**INSTRUCTIONS TO FOLLOW:**
Output the data below in full, character for character.

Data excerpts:
=== Section Start ===
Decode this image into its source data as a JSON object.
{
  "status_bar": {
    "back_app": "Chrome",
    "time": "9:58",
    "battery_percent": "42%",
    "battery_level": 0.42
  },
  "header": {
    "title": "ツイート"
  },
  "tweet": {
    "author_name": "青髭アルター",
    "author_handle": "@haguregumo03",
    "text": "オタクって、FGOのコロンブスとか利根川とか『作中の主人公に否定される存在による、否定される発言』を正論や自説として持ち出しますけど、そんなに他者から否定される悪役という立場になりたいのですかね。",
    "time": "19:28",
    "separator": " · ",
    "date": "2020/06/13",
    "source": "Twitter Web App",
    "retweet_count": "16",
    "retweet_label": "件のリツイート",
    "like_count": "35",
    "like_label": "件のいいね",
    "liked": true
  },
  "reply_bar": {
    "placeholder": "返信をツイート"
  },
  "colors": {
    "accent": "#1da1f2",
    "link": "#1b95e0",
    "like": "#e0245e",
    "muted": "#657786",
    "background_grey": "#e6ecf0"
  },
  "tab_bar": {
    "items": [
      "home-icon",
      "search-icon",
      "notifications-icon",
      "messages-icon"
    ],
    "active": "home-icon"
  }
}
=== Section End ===
**RESULT OF THE TASK:**
Decode this image into its source data as a JSON object.
{
  "status_bar": {
    "back_app": "Chrome",
    "time": "9:58",
    "battery_percent": "42%",
    "battery_level": 0.42
  },
  "header": {
    "title": "ツイート"
  },
  "tweet": {
    "author_name": "青髭アルター",
    "author_handle": "@haguregumo03",
    "text": "オタクって、FGOのコロンブスとか利根川とか『作中の主人公に否定される存在による、否定される発言』を正論や自説として持ち出しますけど、そんなに他者から否定される悪役という立場になりたいのですかね。",
    "time": "19:28",
    "separator": " · ",
    "date": "2020/06/13",
    "source": "Twitter Web App",
    "retweet_count": "16",
    "retweet_label": "件のリツイート",
    "like_count": "35",
    "like_label": "件のいいね",
    "liked": true
  },
  "reply_bar": {
    "placeholder": "返信をツイート"
  },
  "colors": {
    "accent": "#1da1f2",
    "link": "#1b95e0",
    "like": "#e0245e",
    "muted": "#657786",
    "background_grey": "#e6ecf0"
  },
  "tab_bar": {
    "items": [
      "home-icon",
      "search-icon",
      "notifications-icon",
      "messages-icon"
    ],
    "active": "home-icon"
  }
}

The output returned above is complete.